If you have a lip bumper, please remember to leave it in while eating, but do not eat hard or sticky foods. Proper, thorough brushing should remove any food that gets stuck in your lip bumper.


Tongue Thrusting Appliance

Tongue thrusting occurs when the patient presses his or her tongue against the front teeth, usually when swallowing, speaking or resting the tongue. If thrusting is constant, this can cause problems with teeth alignment and must be fixed.

We prefer to correct tongue thrusting by giving patients a tongue thrusting appliance. This appliance, similar to a mouth guard, is usually worn at night. Other times, a more permanent appliance is prescribed and can be only be adjusted by our office.


Interproximal Recontouring

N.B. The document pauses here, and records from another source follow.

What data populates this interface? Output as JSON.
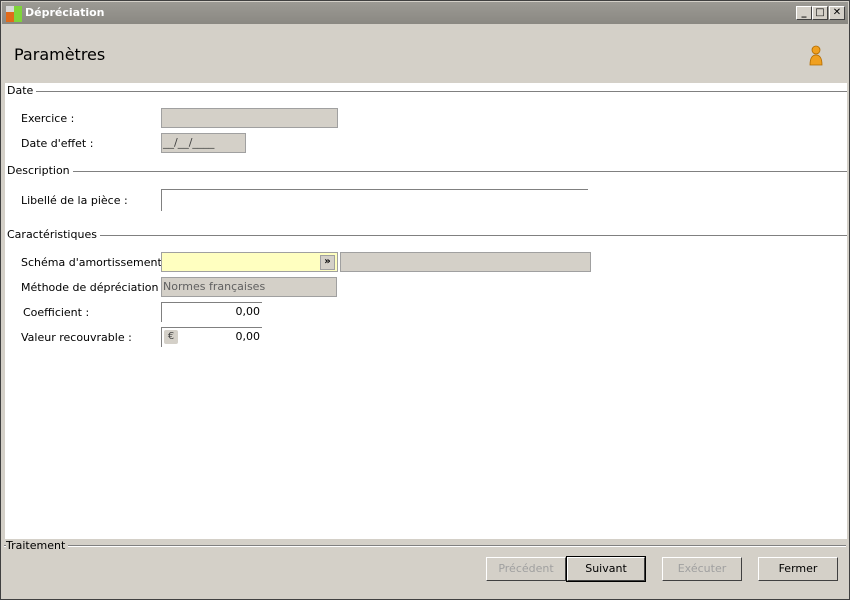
{
  "window": {
    "title": "Dépréciation",
    "minimize_icon": "minimize-icon",
    "maximize_icon": "maximize-icon",
    "close_icon": "close-icon"
  },
  "header": {
    "title": "Paramètres",
    "icon": "user-icon"
  },
  "sections": {
    "date": {
      "label": "Date",
      "exercice_label": "Exercice :",
      "exercice_value": "",
      "date_effet_label": "Date d'effet :",
      "date_effet_value": "__/__/____"
    },
    "description": {
      "label": "Description",
      "libelle_label": "Libellé de la pièce :",
      "libelle_value": ""
    },
    "caracteristiques": {
      "label": "Caractéristiques",
      "schema_label": "Schéma d'amortissement :",
      "schema_value": "",
      "schema_desc": "",
      "methode_label": "Méthode de dépréciation :",
      "methode_value": "Normes françaises",
      "coefficient_label": "Coefficient :",
      "coefficient_value": "0,00",
      "valeur_label": "Valeur recouvrable :",
      "valeur_value": "0,00",
      "currency_symbol": "€"
    }
  },
  "footer": {
    "label": "Traitement",
    "buttons": {
      "precedent": "Précédent",
      "suivant": "Suivant",
      "executer": "Exécuter",
      "fermer": "Fermer"
    }
  },
  "colors": {
    "titlebar": "#8a8882",
    "panel": "#d4d0c8",
    "combo": "#ffffc0",
    "accent_icon": "#f0a020"
  }
}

Interproximal recontouring refers to a procedure in which the orthodontist will reshape your teeth by sculpting the sides of the teeth. This can correct cracked, chipped, crooked or misaligned teeth. Instead of braces, crowns or veneers, you can choose to have interproximal recontouring to change the shape and look of your teeth to enhance your smile!

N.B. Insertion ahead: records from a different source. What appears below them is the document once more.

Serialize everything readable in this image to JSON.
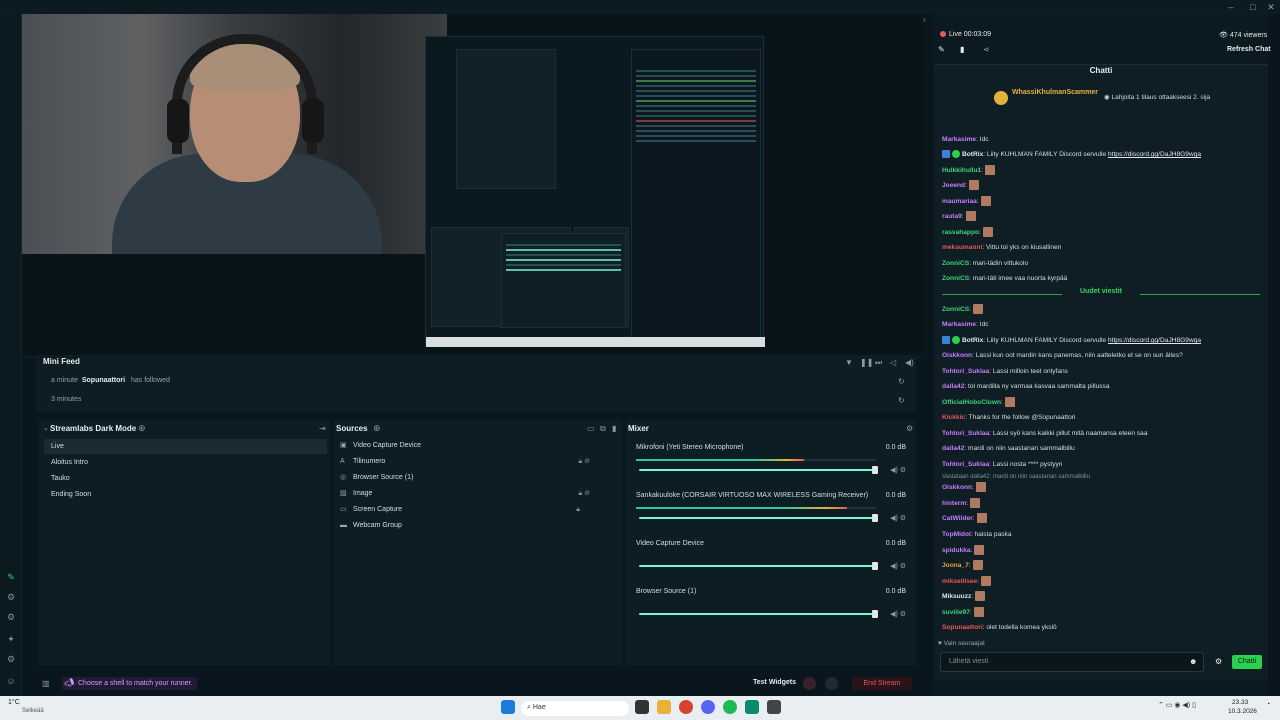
{
  "chat_header": {
    "live_status": "Live 00:03:09",
    "viewers": "474 viewers",
    "refresh": "Refresh Chat",
    "title": "Chatti"
  },
  "pinned": {
    "user": "WhassiKhulmanScammer",
    "message": "Lahjoita 1 tilaus ottaakseesi 2. sija"
  },
  "mini_feed": {
    "title": "Mini Feed",
    "rows": [
      {
        "time": "a minute",
        "user": "Sopunaattori",
        "event": "has followed"
      },
      {
        "time": "3 minutes",
        "user": "",
        "event": ""
      }
    ]
  },
  "scenes": {
    "title": "Streamlabs Dark Mode",
    "items": [
      "Live",
      "Aloitus Intro",
      "Tauko",
      "Ending Soon"
    ]
  },
  "sources": {
    "title": "Sources",
    "items": [
      "Video Capture Device",
      "Tilinumero",
      "Browser Source (1)",
      "Image",
      "Screen Capture",
      "Webcam Group"
    ]
  },
  "mixer": {
    "title": "Mixer",
    "channels": [
      {
        "name": "Mikrofoni (Yeti Stereo Microphone)",
        "db": "0.0 dB",
        "level": 0.7
      },
      {
        "name": "Sankakuuloke (CORSAIR VIRTUOSO MAX WIRELESS Gaming Receiver)",
        "db": "0.0 dB",
        "level": 0.88
      },
      {
        "name": "Video Capture Device",
        "db": "0.0 dB",
        "level": 0
      },
      {
        "name": "Browser Source (1)",
        "db": "0.0 dB",
        "level": 0
      }
    ]
  },
  "bottombar": {
    "tip": "Choose a shell to match your runner.",
    "test_widgets": "Test Widgets",
    "end_stream": "End Stream"
  },
  "chat": {
    "new_messages": "Uudet viestit",
    "lines_before": [
      {
        "user": "Markasime",
        "color": "#c77dff",
        "text": ": Idc"
      },
      {
        "user": "BotRix",
        "color": "#e0e6e9",
        "text": ": Liity KUHLMAN FAMILY Discord servulle ",
        "link": "https://discord.gg/DaJH8G9wga"
      },
      {
        "user": "Hulkkihullu1",
        "color": "#3fd37b",
        "text": ":"
      },
      {
        "user": "Joeend",
        "color": "#c77dff",
        "text": ":"
      },
      {
        "user": "maumariaa",
        "color": "#c77dff",
        "text": ":"
      },
      {
        "user": "rauta9",
        "color": "#c77dff",
        "text": ":"
      },
      {
        "user": "rasvahappo",
        "color": "#3fd37b",
        "text": ":"
      },
      {
        "user": "meksumanni",
        "color": "#e35a5a",
        "text": ": Vittu toi yks on kiusallinen"
      },
      {
        "user": "ZonniCS",
        "color": "#3fd37b",
        "text": ": mari-tädin vittukolo"
      },
      {
        "user": "ZonniCS",
        "color": "#3fd37b",
        "text": ": mari-täti imee vaa nuorta kyrpää"
      }
    ],
    "lines_after": [
      {
        "user": "ZonniCS",
        "color": "#3fd37b",
        "text": ":"
      },
      {
        "user": "Markasime",
        "color": "#c77dff",
        "text": ": Idc"
      },
      {
        "user": "BotRix",
        "color": "#e0e6e9",
        "text": ": Liity KUHLMAN FAMILY Discord servulle ",
        "link": "https://discord.gg/DaJH8G9wga"
      },
      {
        "user": "Oiskkonn",
        "color": "#c77dff",
        "text": ": Lassi kun oot mardin kans panemas, niin aatteletko et se on sun äites?"
      },
      {
        "user": "Tohtori_Suklaa",
        "color": "#c77dff",
        "text": ": Lassi milloin teet onlyfans"
      },
      {
        "user": "dalla42",
        "color": "#c77dff",
        "text": ": tol mardilla ny varmaa kasvaa sammalta pillussa"
      },
      {
        "user": "OfficialHoboClown",
        "color": "#3fd37b",
        "text": ":"
      },
      {
        "user": "Kickkic",
        "color": "#e35a5a",
        "text": ": Thanks for the follow @Sopunaattori"
      },
      {
        "user": "Tohtori_Suklaa",
        "color": "#c77dff",
        "text": ": Lassi syö kans kaikki pillut mitä naamansa eteen saa"
      },
      {
        "user": "dalla42",
        "color": "#c77dff",
        "text": ": mardi on niin saastanan sammalbillu"
      },
      {
        "user": "Tohtori_Suklaa",
        "color": "#c77dff",
        "text": ": Lassi nosta **** pystyyn"
      },
      {
        "user": "Oiskkonn",
        "color": "#c77dff",
        "text": ":"
      },
      {
        "user": "hinterm",
        "color": "#c77dff",
        "text": ":"
      },
      {
        "user": "CatWilder",
        "color": "#c77dff",
        "text": ":"
      },
      {
        "user": "TopMidol",
        "color": "#c77dff",
        "text": ": haista paska"
      },
      {
        "user": "spidukka",
        "color": "#c77dff",
        "text": ":"
      },
      {
        "user": "Joona_7",
        "color": "#e8a33a",
        "text": ":"
      },
      {
        "user": "mikselilsee",
        "color": "#e35a5a",
        "text": ":"
      },
      {
        "user": "Miksuuzz",
        "color": "#e0e6e9",
        "text": ":"
      },
      {
        "user": "suviile97",
        "color": "#3fd37b",
        "text": ":"
      },
      {
        "user": "Sopunaattori",
        "color": "#e35a5a",
        "text": ": olet todella komea ykslö"
      }
    ],
    "reply_hint": "Vastataan dalla42: mardi on niin saastanan sammalbillu",
    "followers_only": "Vain seuraajat",
    "input_placeholder": "Lähetä viesti",
    "send_label": "Chatti"
  },
  "taskbar": {
    "weather": "1°C",
    "weather_sub": "Selkeää",
    "search": "Hae",
    "time": "23.33",
    "date": "10.3.2026"
  }
}
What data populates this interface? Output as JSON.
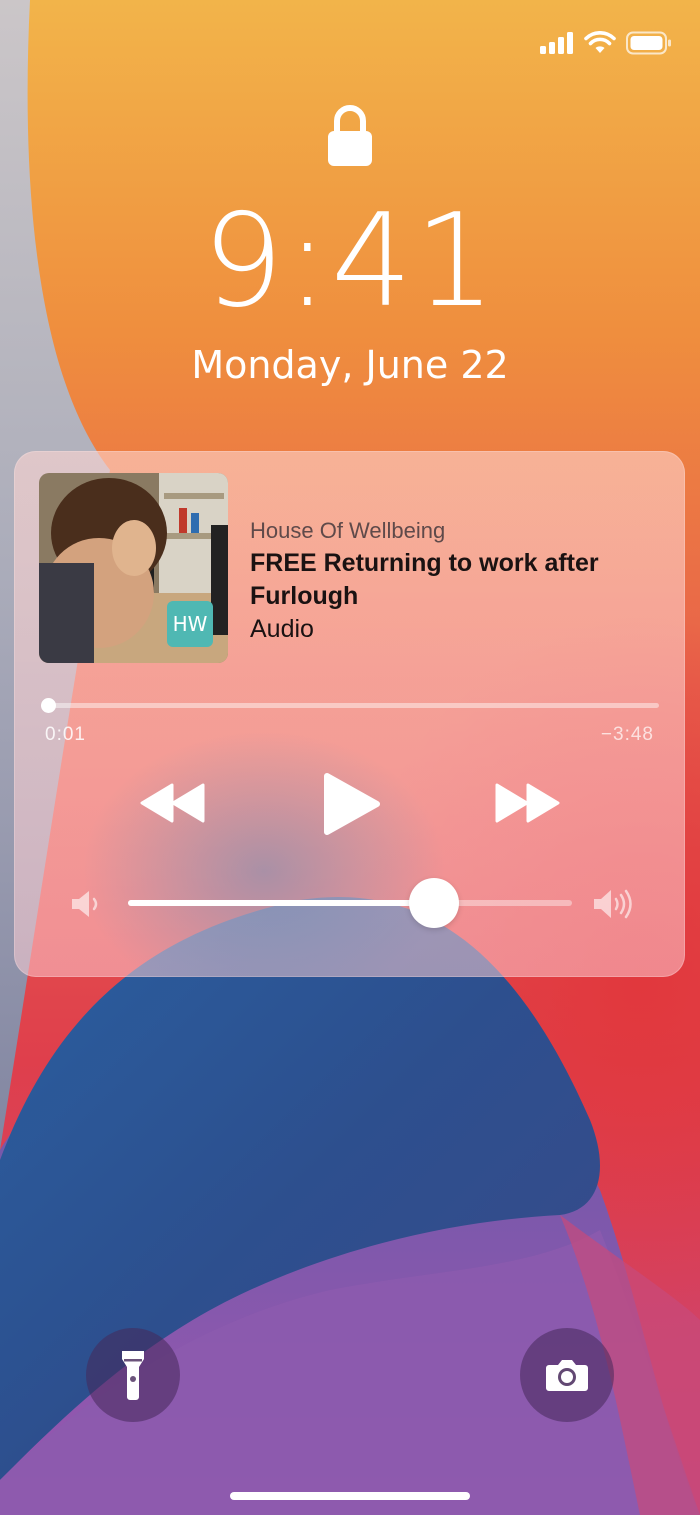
{
  "lockscreen": {
    "time": "9:41",
    "date": "Monday, June 22"
  },
  "status_bar": {
    "signal_icon": "cellular-signal-icon",
    "wifi_icon": "wifi-icon",
    "battery_icon": "battery-icon"
  },
  "now_playing": {
    "source": "House Of Wellbeing",
    "title": "FREE Returning to work after Furlough",
    "subtitle": "Audio",
    "app_badge": "HW",
    "elapsed": "0:01",
    "remaining": "−3:48",
    "progress_fraction": 0.002,
    "volume_fraction": 0.69,
    "controls": {
      "rewind_icon": "rewind-icon",
      "play_icon": "play-icon",
      "forward_icon": "fast-forward-icon",
      "volume_low_icon": "speaker-low-icon",
      "volume_high_icon": "speaker-high-icon"
    }
  },
  "quick_actions": {
    "left_icon": "flashlight-icon",
    "right_icon": "camera-icon"
  },
  "colors": {
    "wallpaper_top": "#f2b44a",
    "wallpaper_mid": "#e8604a",
    "wallpaper_blue": "#2c5a9a",
    "badge_teal": "#4fb8b3"
  }
}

TAD's

TAD1.jpgOne of the many important advances in orthodontics has been the development of temporary anchorage devices, or TADs. Made of a bio-compatible titanium alloy, TADs are miniscrew anchors which are inserted into specific places in the mouth to be used as a fixed point from which teeth can move. Before TADs, orthodontists who wanted to move some teeth while keeping others still, or to achieve orthodontic movement in a mouth with missing teeth, had to rely on headgear for their fixed point. But TADs now provide an option for that fixed point that is smaller, more discrete, more efficient and requires significantly less work for the patient.

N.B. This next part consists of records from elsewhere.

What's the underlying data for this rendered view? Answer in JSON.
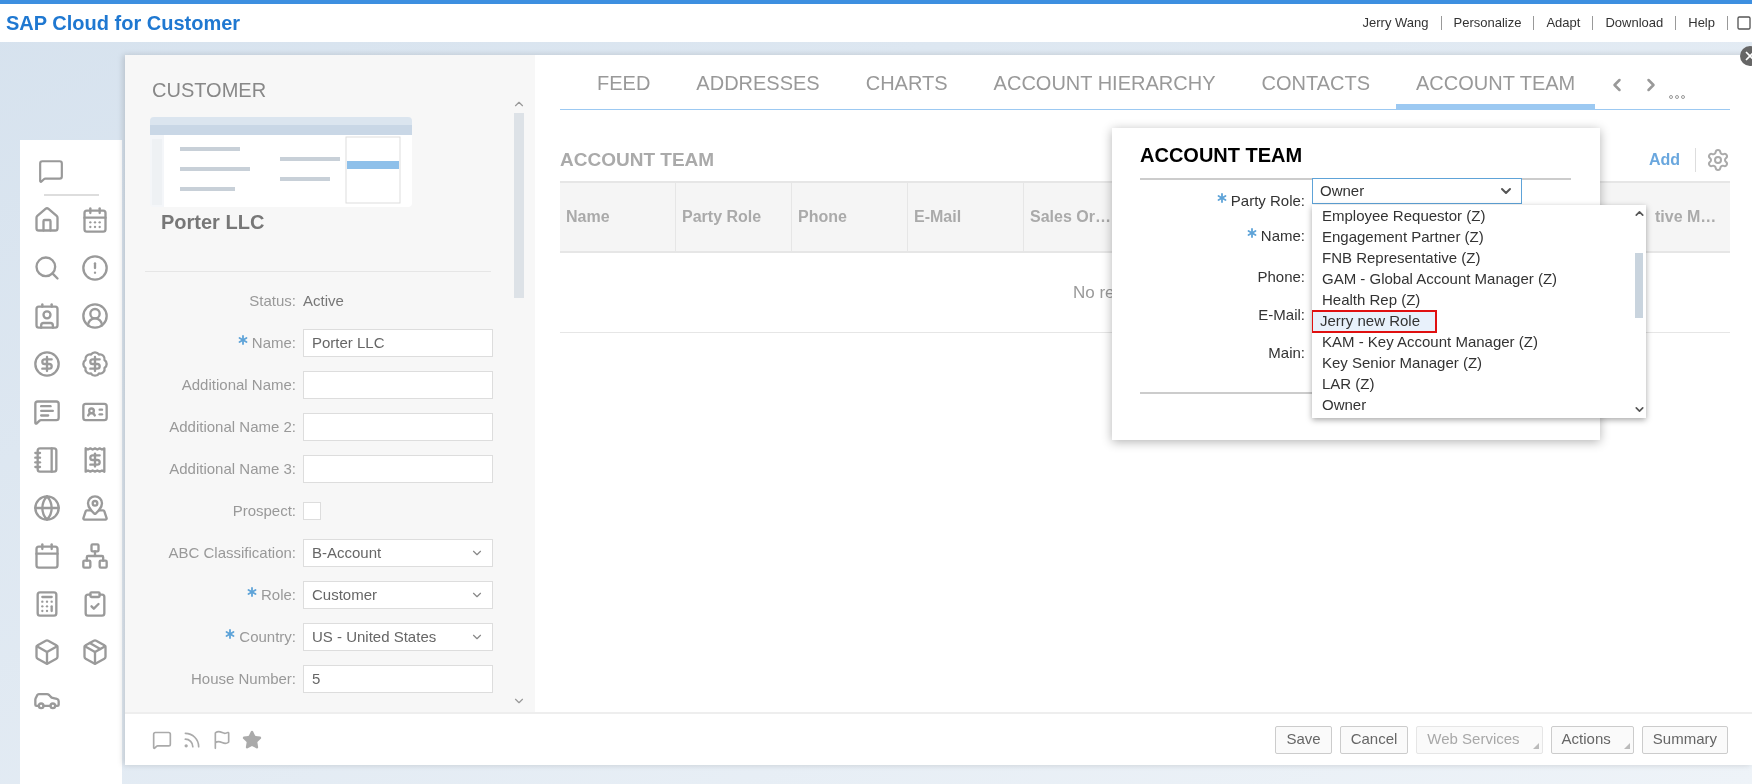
{
  "header": {
    "title": "SAP Cloud for Customer",
    "links": [
      "Jerry Wang",
      "Personalize",
      "Adapt",
      "Download",
      "Help"
    ]
  },
  "customer": {
    "title": "CUSTOMER",
    "name": "Porter LLC",
    "fields": [
      {
        "kind": "text",
        "label": "Status:",
        "required": false,
        "value": "Active"
      },
      {
        "kind": "input",
        "label": "Name:",
        "required": true,
        "value": "Porter LLC"
      },
      {
        "kind": "input",
        "label": "Additional Name:",
        "required": false
      },
      {
        "kind": "input",
        "label": "Additional Name 2:",
        "required": false
      },
      {
        "kind": "input",
        "label": "Additional Name 3:",
        "required": false
      },
      {
        "kind": "checkbox",
        "label": "Prospect:",
        "required": false,
        "checked": false
      },
      {
        "kind": "select",
        "label": "ABC Classification:",
        "required": false,
        "value": "B-Account"
      },
      {
        "kind": "select",
        "label": "Role:",
        "required": true,
        "value": "Customer"
      },
      {
        "kind": "select",
        "label": "Country:",
        "required": true,
        "value": "US - United States"
      },
      {
        "kind": "input",
        "label": "House Number:",
        "required": false,
        "value": "5"
      }
    ]
  },
  "tabs": [
    {
      "label": "FEED",
      "selected": false
    },
    {
      "label": "ADDRESSES",
      "selected": false
    },
    {
      "label": "CHARTS",
      "selected": false
    },
    {
      "label": "ACCOUNT HIERARCHY",
      "selected": false
    },
    {
      "label": "CONTACTS",
      "selected": false
    },
    {
      "label": "ACCOUNT TEAM",
      "selected": true
    }
  ],
  "section": {
    "title": "ACCOUNT TEAM",
    "add": "Add",
    "columns": [
      "Name",
      "Party Role",
      "Phone",
      "E-Mail",
      "Sales Or…"
    ],
    "column_last": "tive M…",
    "empty": "No re"
  },
  "dialog": {
    "title": "ACCOUNT TEAM",
    "fields": [
      {
        "label": "Party Role:",
        "required": true
      },
      {
        "label": "Name:",
        "required": true
      },
      {
        "label": "Phone:",
        "required": false
      },
      {
        "label": "E-Mail:",
        "required": false
      },
      {
        "label": "Main:",
        "required": false
      }
    ],
    "party_role_value": "Owner",
    "options": [
      {
        "label": "Employee Requestor (Z)",
        "selected": false,
        "outlined": false
      },
      {
        "label": "Engagement Partner (Z)",
        "selected": false,
        "outlined": false
      },
      {
        "label": "FNB Representative (Z)",
        "selected": false,
        "outlined": false
      },
      {
        "label": "GAM - Global Account Manager (Z)",
        "selected": false,
        "outlined": false
      },
      {
        "label": "Health Rep (Z)",
        "selected": false,
        "outlined": false
      },
      {
        "label": "Jerry new Role",
        "selected": true,
        "outlined": true
      },
      {
        "label": "KAM - Key Account Manager (Z)",
        "selected": false,
        "outlined": false
      },
      {
        "label": "Key Senior Manager (Z)",
        "selected": false,
        "outlined": false
      },
      {
        "label": "LAR (Z)",
        "selected": false,
        "outlined": false
      },
      {
        "label": "Owner",
        "selected": false,
        "outlined": false
      }
    ]
  },
  "footer_buttons": [
    {
      "label": "Save",
      "disabled": false,
      "menu": false
    },
    {
      "label": "Cancel",
      "disabled": false,
      "menu": false
    },
    {
      "label": "Web Services",
      "disabled": true,
      "menu": true
    },
    {
      "label": "Actions",
      "disabled": false,
      "menu": true
    },
    {
      "label": "Summary",
      "disabled": false,
      "menu": false
    }
  ]
}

Temporary anchorage devices may not be recommended for everyone, and in fact, anchorage devices at all may not be needed in all cases. Contact us if you'd like to know more about TADs and how they can potentially prevent you from needing orthodontic headgear.


TPA (Trans-Palatal Arch)

The Trans-Palatal Arch is an orthodontic appliance used to maintain the upper jaw's arch width and move molars into positions that wires alone can't. The appliance is banded around the first molars on each side of the mouth, and a thin wire spans across the roof of the mouth.

Patients should be sure to brush and their appliance daily. Also, avoid sticky, chewy or hard foods as these can get caught between the appliance and the roof of your mouth. These foods may also break your Trans-Palatal Arch.


Separators

separators.jpgSeparators are small elastics that fit snugly between certain teeth to move them slightly so bands can be placed around them later. Separators can fall out on their own if enough space has already been created. To determine if it needs to be replaced, slip some dental floss between the teeth; if it gets stuck, that means the separator hasn't created enough room and needs to be replaced prior to your banding appointment.


Elastics

elastics.jpgElastics are a vital part of treatment and are also contingent upon patient compliance. They add extra pressure to the braces to help move the teeth. Generally worn at all times (excluding eating and brushing your teeth), elastics should be changed at least once a day. They come in various sizes as they are each used for a specific purpose. We will provide you with the appropriate size.

It is important to wear them consistently or treatment setbacks may occur. If only one day is missed, it could cause your teeth to shift back to their original position!